BUENOS AIRES (REUTERS) - Argentine President Cristina Fernandez faced a tough midterm primary election test, with early results showing headwinds to any effort by her allies to pass a constitutional amendment allowing her to run for a third term in 2015.
Candidates for October legislative elections are being chosen.
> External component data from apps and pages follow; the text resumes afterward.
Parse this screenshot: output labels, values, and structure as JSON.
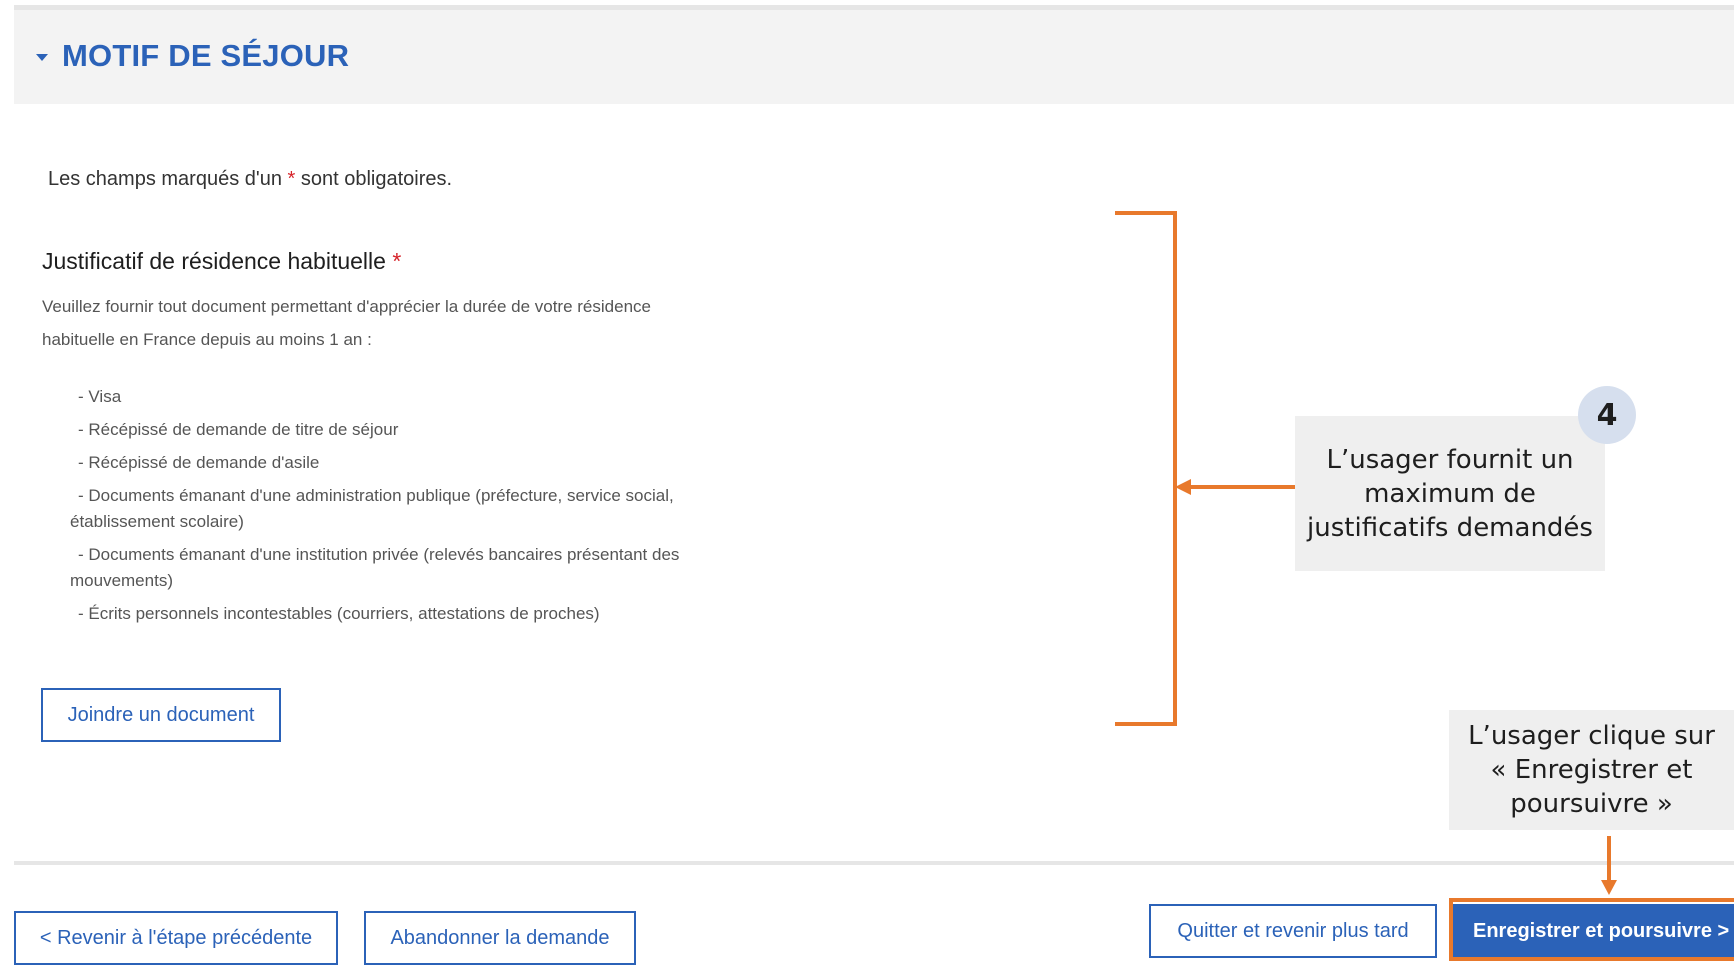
{
  "section": {
    "title": "MOTIF DE SÉJOUR"
  },
  "form": {
    "required_note_before": "Les champs marqués d'un ",
    "required_star": "*",
    "required_note_after": " sont obligatoires.",
    "field_label": "Justificatif de résidence habituelle",
    "field_star": "*",
    "help_text": "Veuillez fournir tout document permettant d'apprécier la durée de votre résidence habituelle en France depuis au moins 1 an :",
    "documents": [
      "- Visa",
      "- Récépissé de demande de titre de séjour",
      "- Récépissé de demande d'asile",
      "- Documents émanant d'une administration publique (préfecture, service social, établissement scolaire)",
      "- Documents émanant d'une institution privée (relevés bancaires présentant des mouvements)",
      "- Écrits personnels incontestables (courriers, attestations de proches)"
    ],
    "attach_label": "Joindre un document"
  },
  "footer": {
    "prev_label": "< Revenir à l'étape précédente",
    "abandon_label": "Abandonner la demande",
    "quit_label": "Quitter et revenir plus tard",
    "save_label": "Enregistrer et poursuivre >"
  },
  "annotations": {
    "step_number": "4",
    "callout_documents": "L’usager fournit un maximum de justificatifs demandés",
    "callout_save": "L’usager clique sur « Enregistrer et poursuivre »",
    "accent_color": "#e8792c"
  },
  "colors": {
    "primary": "#2b62b8",
    "required": "#d6232a",
    "header_bg": "#f3f3f3"
  }
}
With no competition among candidates on the lists offered by most parties, and with voters allowed to split the ticket among their choices for the Chamber of Deputies and Senate, Sunday's vote serves as a mega-opinion poll on Ms Fernandez's heavy-handed trade and economic policies.
An over-valued currency, protectionist trade policies, ever-tightening foreign exchange controls and Ms Fernandez's decision to nationalise Argentina's private pension system and top oil company YPF have upset investors and trade partners.
Argentina's bond investors and those interested in its vast farm and shale oil resources watched the primary for signs that voters may be tiring of Ms Fernandez's approach and are ready for a market-friendly leader in 2015.
The first indication, based on official data with 6 per cent of the vote counted, showed opposition leader Sergio Massa ahead in the must-win province of Buenos Aires, which is home to 40 per cent of Argentina's electorate.
According to the early county, Mr Massa and his list had 30 per cent of the ballots cast, about 3 percentage points ahead of Ms Fernandez's coalition.
Mayor of the affluent town of Tigre, Mr Massa headed his party's list of candidates for the Chamber of Deputies and is seen as a likely market-friendly presidential candidate.
"A victory by Massa would be a definite market positive," said Mr Alberto Bernal, head of emerging markets at Bulltick Capital Markets.
Partial vote counts in Cordoba, Santa Fe and Mendoza provinces showed Ms Fernandez's political allies lagging various opposition candidates.
Argentine bonds have outperformed the market so far this year, partly based on expectations that Ms Fernandez will lose political clout as 2015 approaches.
Buenos Aires provincial government bonds due in 2020/21 have returned 13 per cent so far this year while emerging market bonds in general are down about 10 percent, Bernal said.
"My sense is that tomorrow we'll see another pop in prices," he added.
"Her chances of staying in office past 2015 are looking very low right now."
Ms Fernandez, 60, says she is not thinking about a possible third term, but talk persists that her congressional allies want the constitution changed to allow her to run again.
For that to happen, Ms Fernandez would have to increase her control of Congress in October, when half the seats in the lower chamber will be up for grabs along with a third of the Senate.
Ms Fernandez's allies would need a two-thirds majority in both chambers to get debate started on a constitutional change to permit a third term.
"She doesn't have that now and she won't have it after October," said Mr Ignacio Labaqui, an analyst for emerging markets consultancy Medley Global Advisors.
"But if the ruling party gets 40 per cent or better at the national level In October, it could still claim to have a strong enough mandate to pressure the opposition into a bargain allowing the third-term amendment."
The president is sponsoring a list of primary candidates under her FPV (Frente Para la Victoria) coalition, a branch of the country's dominant Peronist party.
While Mr Massa's nascent political machine has dented Ms Fernandez's support, the opposition remains fragmented. That could change if second-tier opposition candidates drop out and throw their support behind the 41-year-old Massa between now and October.
On the sidelines so far is Buenos Aires' popular governor, Mr Daniel Scioli. He is officially allied with Ms Fernandez but could step up to represent the FPV and run for president if her candidates do badly this year.
Mr Scioli is seen as more of a centrist than Ms Fernandez and would be embraced by business leaders.
Argentina's economy is meanwhile expected to grow by about 5 per cent this year despite looming fiscal troubles.
The country has steady money inflows from soy, corn and wheat exports. However, public spending has outpaced revenue as the October 27 vote approaches. Going into the primary, central bank reserves are at US$37 billion (S$46.5 billion) versus US$45 billion a year ago.